Hackathons: Programming and Coding Challenges around the world

When you are someone who is new to programming, you are intimidated by the sheer terminology of this vast ocean. One of these super scary words is “Hackathon”. In this article I will discuss almost all Frequently Asked Questions related to it.

So, for all you etymological geeks out there, the word “hackathon” is a portmanteau of the words “hack” and “marathon”. Therefore, a hackathon is usually a day long (can be 36 hours, 48 hours, etc.) coding/problem solving competition where aspiring/existing software programmers, developers, designers and product managers, come together to build and design something functional for fun.

Hackathons in general can be divided into 7 broad categories

There are hackathons devoted to creating applications that use a specific language or framework. These are used by companies for the promotion of newly launched technologies.

Google for example, is conducting a hackathon based on their all new framework Flutter to introduce the public to their home grown api Dart. Hackathons like these are aimed on showing off the new features and incentivise programmers to adopt it.

  • For a cause/purpose or as a tribute

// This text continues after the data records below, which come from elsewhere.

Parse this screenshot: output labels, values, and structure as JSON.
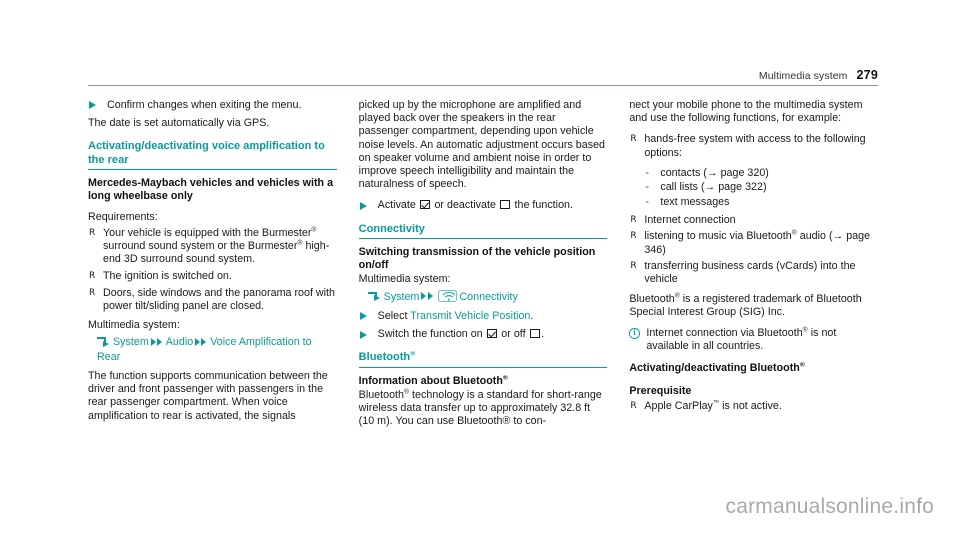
{
  "header": {
    "title": "Multimedia system",
    "page_number": "279"
  },
  "colors": {
    "accent_teal": "#0a9a9a",
    "text": "#1a1a1a",
    "rule_gray": "#8e9396",
    "watermark_gray": "#a9a9a9"
  },
  "column1": {
    "step_confirm": "Confirm changes when exiting the menu.",
    "para_date": "The date is set automatically via GPS.",
    "heading": "Activating/deactivating voice amplification to the rear",
    "subheading": "Mercedes-Maybach vehicles and vehicles with a long wheelbase only",
    "requirements_label": "Requirements:",
    "requirements": [
      "Your vehicle is equipped with the Burmester® surround sound system or the Burmester® high-end 3D surround sound system.",
      "The ignition is switched on.",
      "Doors, side windows and the panorama roof with power tilt/sliding panel are closed."
    ],
    "multimedia_label": "Multimedia system:",
    "menu_path": {
      "item1": "System",
      "item2": "Audio",
      "item3": "Voice Amplification to Rear"
    },
    "para_function": "The function supports communication between the driver and front passenger with passengers in the rear passenger compartment. When voice amplification to rear is activated, the signals"
  },
  "column2": {
    "para_continued": "picked up by the microphone are amplified and played back over the speakers in the rear passenger compartment, depending upon vehicle noise levels. An automatic adjustment occurs based on speaker volume and ambient noise in order to improve speech intelligibility and maintain the naturalness of speech.",
    "step_activate_prefix": "Activate",
    "step_activate_middle": "or deactivate",
    "step_activate_suffix": "the function.",
    "connectivity_heading": "Connectivity",
    "connectivity_subheading": "Switching transmission of the vehicle position on/off",
    "multimedia_label": "Multimedia system:",
    "menu_path": {
      "item1": "System",
      "item2": "Connectivity"
    },
    "step_select_prefix": "Select",
    "step_select_link": "Transmit Vehicle Position",
    "step_select_suffix": ".",
    "step_switch_prefix": "Switch the function on",
    "step_switch_middle": "or off",
    "step_switch_suffix": ".",
    "bluetooth_heading": "Bluetooth",
    "bluetooth_info_subheading": "Information about Bluetooth",
    "bluetooth_para": "technology is a standard for short-range wireless data transfer up to approximately 32.8 ft (10 m). You can use Bluetooth® to con-",
    "bluetooth_para_lead": "Bluetooth"
  },
  "column3": {
    "para_continued": "nect your mobile phone to the multimedia system and use the following functions, for example:",
    "bullet_handsfree": "hands-free system with access to the following options:",
    "subitems": [
      "contacts (→ page 320)",
      "call lists (→ page 322)",
      "text messages"
    ],
    "bullet_internet": "Internet connection",
    "bullet_music": "listening to music via Bluetooth® audio (→ page 346)",
    "bullet_vcards": "transferring business cards (vCards) into the vehicle",
    "trademark_para_lead": "Bluetooth",
    "trademark_para": "is a registered trademark of Bluetooth Special Interest Group (SIG) Inc.",
    "note_lead": "Internet connection via Bluetooth",
    "note_rest": "is not available in all countries.",
    "activating_heading": "Activating/deactivating Bluetooth",
    "prerequisite_heading": "Prerequisite",
    "prerequisite_item": "Apple CarPlay™ is not active."
  },
  "watermark": "carmanualsonline.info"
}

Government institutions sometimes organize events like hackathons to test new/existing infrastructural technology. They are also used as platforms to propose new solutions to existing problems.

This can be seen in the Smart India Hackathon Initiative which aims at bridging the digital divide in our country and further promote digital literacy.

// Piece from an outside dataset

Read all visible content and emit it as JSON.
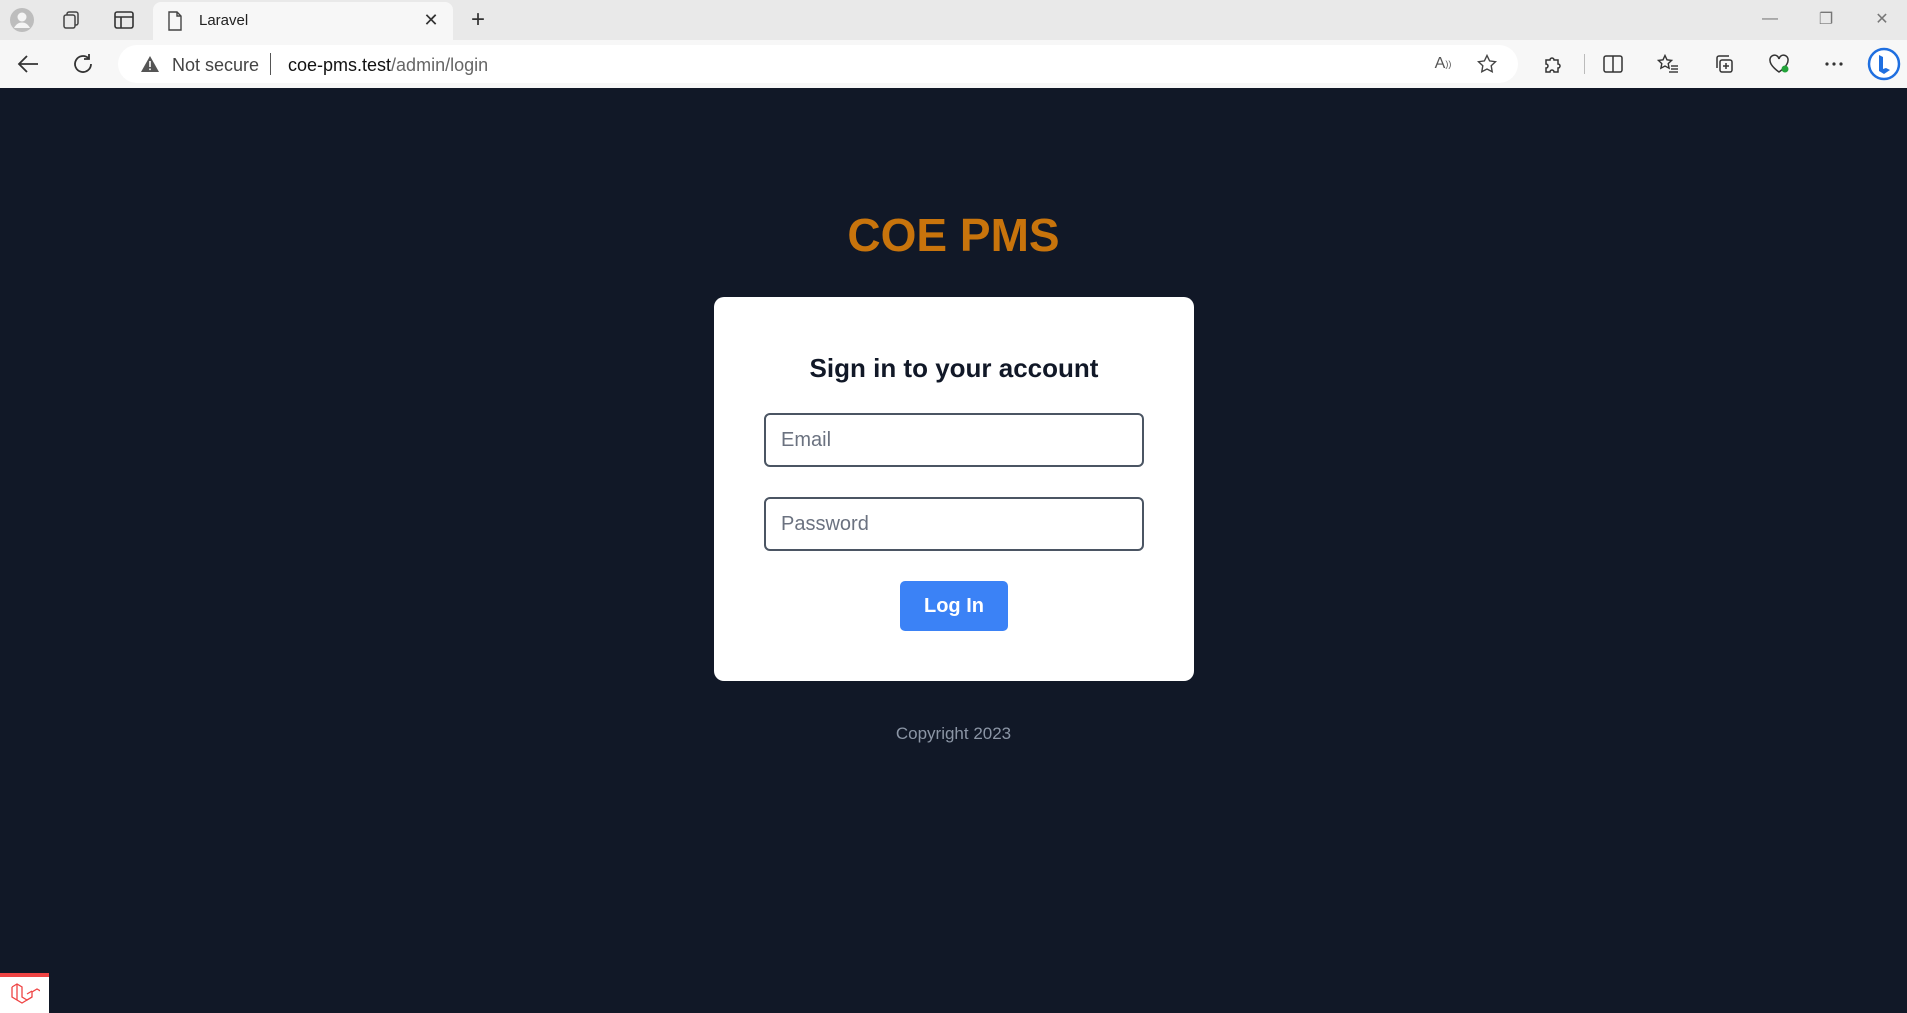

NGOs also use these events to raise money around a specific cause. Random Hacks of Kindness is another popular hackathon, devoted to disaster management and crisis response.

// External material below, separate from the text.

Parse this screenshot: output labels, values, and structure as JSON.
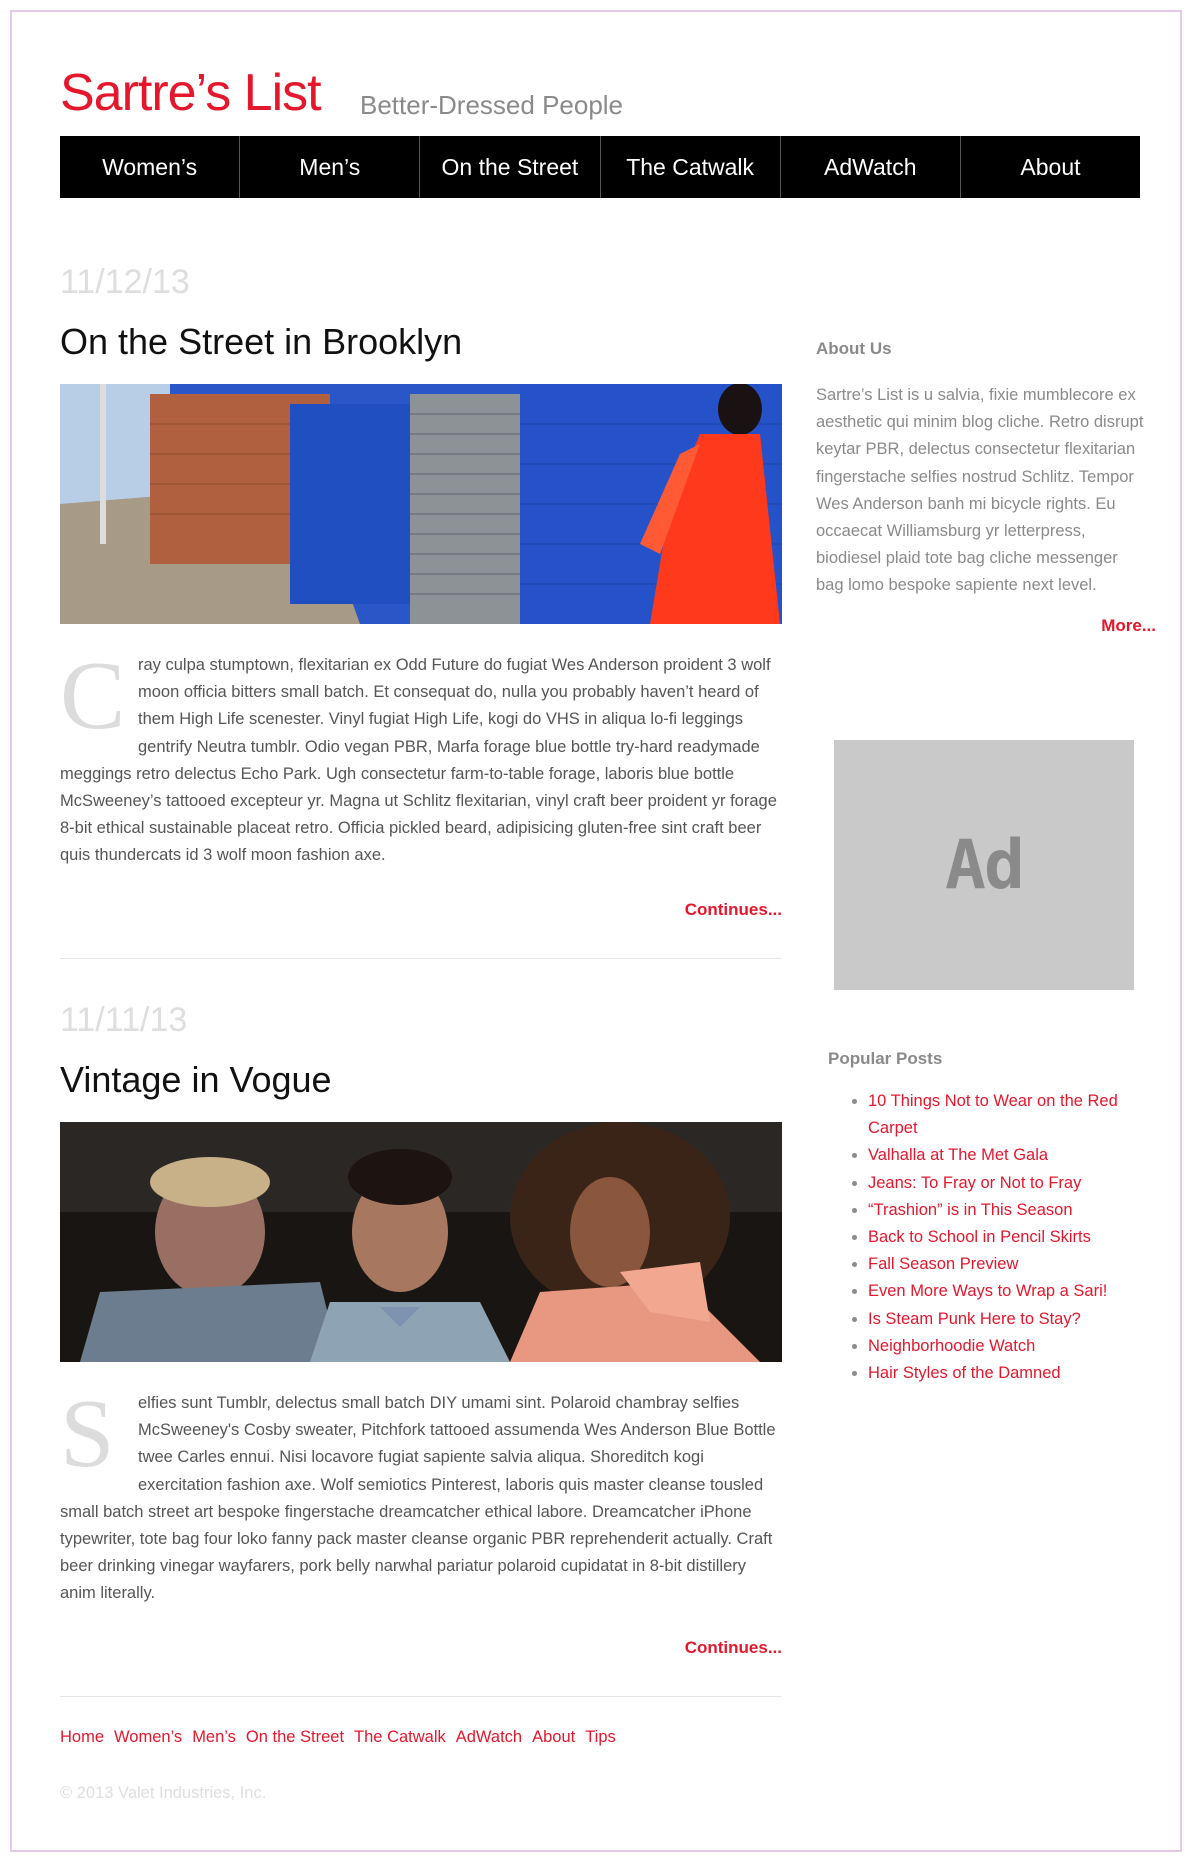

Also, The Global Game Jam, the largest video game development hackathon, often includes optional requirements called ‘diversifiers’ that aim to promote game accessibility and other causes.

A number of hackathons like Aaron Swartz International Hackathon 2018 around the world have been planned in memory of computer programmer and internet activist Aaron Swartz, who died in 2013.

  • For a demographic group

Some hackathons are intended only for programmers within a certain demographic group, like teenagers, college students, or women. These generally are used as introductory workshops to promote programming and make them accessible to general public.

Women Who Code is an initiative which intends proportional representation of women as technical leaders, executives, founders, VCs, board members, and software engineers.

  • For internal innovation and motivation

Companies hold internal hackathons to promote new product innovation by the engineering staff. Because hackathons are time-bound, they force everyone to focus their efforts on addressing the problem statement instead of being distracted by long-term planning and management.

Facebook’s “instant verification on Android” feature, “like” button and “tagging in comments” functionality are all outcomes of their internal hackathons.

  • Hackathons as a Recruitment Tool

Hiring the right person is a sensitive issue for companies. Modern recruitment tools such as assessments help smoothen the process and a special addition of Hackathons as a recruitment tool to companies contribute manifolds.

In an industry like tech, which is changing day by day, the trigger for today’s workforce is to improve their skills and be a part of a great experience, one event which suffices all their needs is the hackathon.

With events like Amazon Jobs Day, Spotify — Diversify, IBM — DeveloperWeek; Hackathons are being put to work instead of interviewers.

Check out how companies go about hiring to get an insight on getting hired.

  • To connect local tech communities

Some hackathons (such as StartupBus, founded in 2010 in Australia) combine the competitive element with a road trip, to connect local tech communities in multiple cities along the bus routes. This is now taking place across North America, Europe, Africa and Australasia.

  • Code sprints

In some hackathons, all work is on a single application, such as an operating system, programming language, or content management system. Such events are often known as “code sprints”, and are especially popular for open source software projects, where such events are sometimes the only opportunity for developers to meet face-to-face.

Code sprints typically last from one week to three weeks and often take place near conferences at which most of the team attend. Unlike other hackathons, these events rarely include a competitive element.

Now that you know what hackathons are and what they are used for, here is an introductory hackathon you might want to attend. And before you ask “Are hackathons for beginners?” I would like to tell you they absolutely are.

Should you attend one?
Definitely, events like hackathons not only give you a platform to test your programming skills , they also simulate an environment wherein you can experience working in a collaborative environment under a time constraint and help you improve on your communication skills.
And even if you are new to programming or not even a programmer you can get a reason to skip classes, hang out with friends, explore new awesome tech, witness the creation of new innovative products and enjoy the free food and the sweet sponsor money.

Global Technology Hackathons Around The World

Credits — Piyush Yadav & Yathrath Rai for Precisely - The Opportunity Hub
Images By — Hitesh Gautam